[Items from an interface collection]
┄┄┄┄┄┄┄┄┄┄

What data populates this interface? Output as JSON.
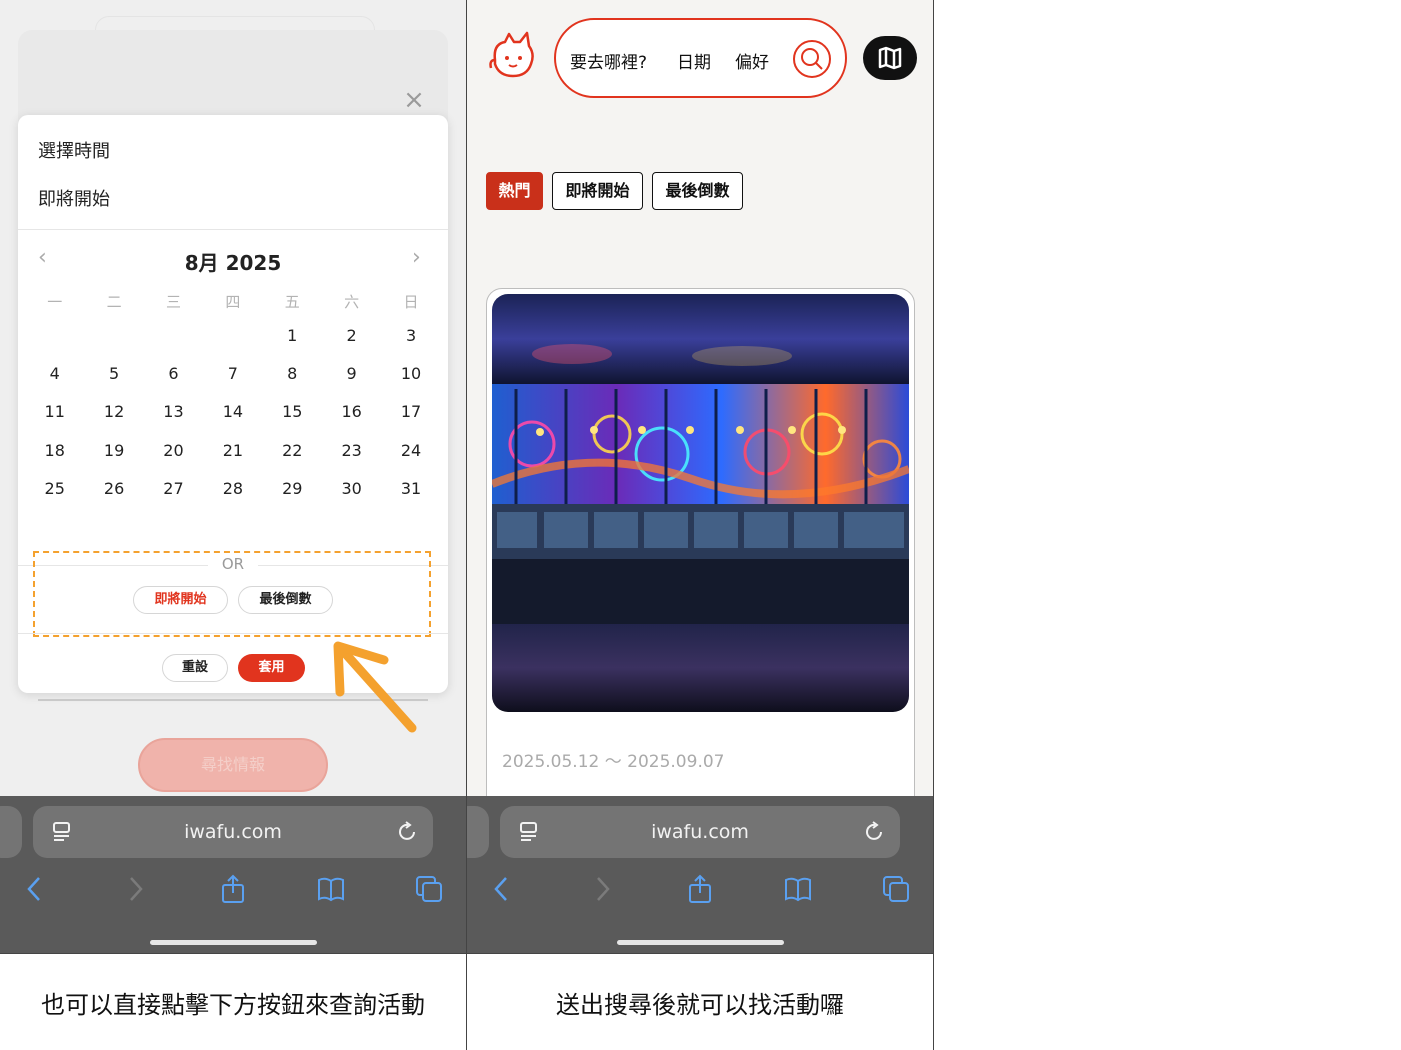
{
  "left": {
    "calendar_dropdown": {
      "option_select_time": "選擇時間",
      "option_upcoming": "即將開始",
      "month_title": "8月 2025",
      "prev_glyph": "‹",
      "next_glyph": "›",
      "weekdays": [
        "一",
        "二",
        "三",
        "四",
        "五",
        "六",
        "日"
      ],
      "leading_blanks": 4,
      "days": [
        "1",
        "2",
        "3",
        "4",
        "5",
        "6",
        "7",
        "8",
        "9",
        "10",
        "11",
        "12",
        "13",
        "14",
        "15",
        "16",
        "17",
        "18",
        "19",
        "20",
        "21",
        "22",
        "23",
        "24",
        "25",
        "26",
        "27",
        "28",
        "29",
        "30",
        "31"
      ],
      "or_label": "OR",
      "chip_upcoming": "即將開始",
      "chip_last_countdown": "最後倒數",
      "reset_label": "重設",
      "apply_label": "套用"
    },
    "close_glyph": "×",
    "find_button": "尋找情報",
    "url": "iwafu.com",
    "caption": "也可以直接點擊下方按鈕來查詢活動"
  },
  "right": {
    "search": {
      "where": "要去哪裡?",
      "date": "日期",
      "prefs": "偏好"
    },
    "tags": {
      "hot": "熱門",
      "upcoming": "即將開始",
      "last_countdown": "最後倒數"
    },
    "card": {
      "date_range": "2025.05.12 〜 2025.09.07"
    },
    "url": "iwafu.com",
    "caption": "送出搜尋後就可以找活動囉"
  },
  "colors": {
    "brand_red": "#e1341e",
    "dash_orange": "#f4a12e",
    "chrome_gray": "#5a5a5a",
    "ios_blue": "#5aa0f0"
  },
  "icons": [
    "chevron-left-icon",
    "chevron-right-icon",
    "close-icon",
    "tabs-list-icon",
    "reload-icon",
    "back-icon",
    "forward-icon",
    "share-icon",
    "bookmarks-icon",
    "tabs-icon",
    "mascot-logo",
    "search-icon",
    "map-icon",
    "annotation-arrow"
  ]
}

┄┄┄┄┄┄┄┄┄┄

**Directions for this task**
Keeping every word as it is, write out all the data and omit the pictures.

**Reply**
What data populates this interface? Output as JSON.
{
  "left": {
    "calendar_dropdown": {
      "option_select_time": "選擇時間",
      "option_upcoming": "即將開始",
      "month_title": "8月 2025",
      "prev_glyph": "‹",
      "next_glyph": "›",
      "weekdays": [
        "一",
        "二",
        "三",
        "四",
        "五",
        "六",
        "日"
      ],
      "leading_blanks": 4,
      "days": [
        "1",
        "2",
        "3",
        "4",
        "5",
        "6",
        "7",
        "8",
        "9",
        "10",
        "11",
        "12",
        "13",
        "14",
        "15",
        "16",
        "17",
        "18",
        "19",
        "20",
        "21",
        "22",
        "23",
        "24",
        "25",
        "26",
        "27",
        "28",
        "29",
        "30",
        "31"
      ],
      "or_label": "OR",
      "chip_upcoming": "即將開始",
      "chip_last_countdown": "最後倒數",
      "reset_label": "重設",
      "apply_label": "套用"
    },
    "close_glyph": "×",
    "find_button": "尋找情報",
    "url": "iwafu.com",
    "caption": "也可以直接點擊下方按鈕來查詢活動"
  },
  "right": {
    "search": {
      "where": "要去哪裡?",
      "date": "日期",
      "prefs": "偏好"
    },
    "tags": {
      "hot": "熱門",
      "upcoming": "即將開始",
      "last_countdown": "最後倒數"
    },
    "card": {
      "date_range": "2025.05.12 〜 2025.09.07"
    },
    "url": "iwafu.com",
    "caption": "送出搜尋後就可以找活動囉"
  },
  "colors": {
    "brand_red": "#e1341e",
    "dash_orange": "#f4a12e",
    "chrome_gray": "#5a5a5a",
    "ios_blue": "#5aa0f0"
  },
  "icons": [
    "chevron-left-icon",
    "chevron-right-icon",
    "close-icon",
    "tabs-list-icon",
    "reload-icon",
    "back-icon",
    "forward-icon",
    "share-icon",
    "bookmarks-icon",
    "tabs-icon",
    "mascot-logo",
    "search-icon",
    "map-icon",
    "annotation-arrow"
  ]
}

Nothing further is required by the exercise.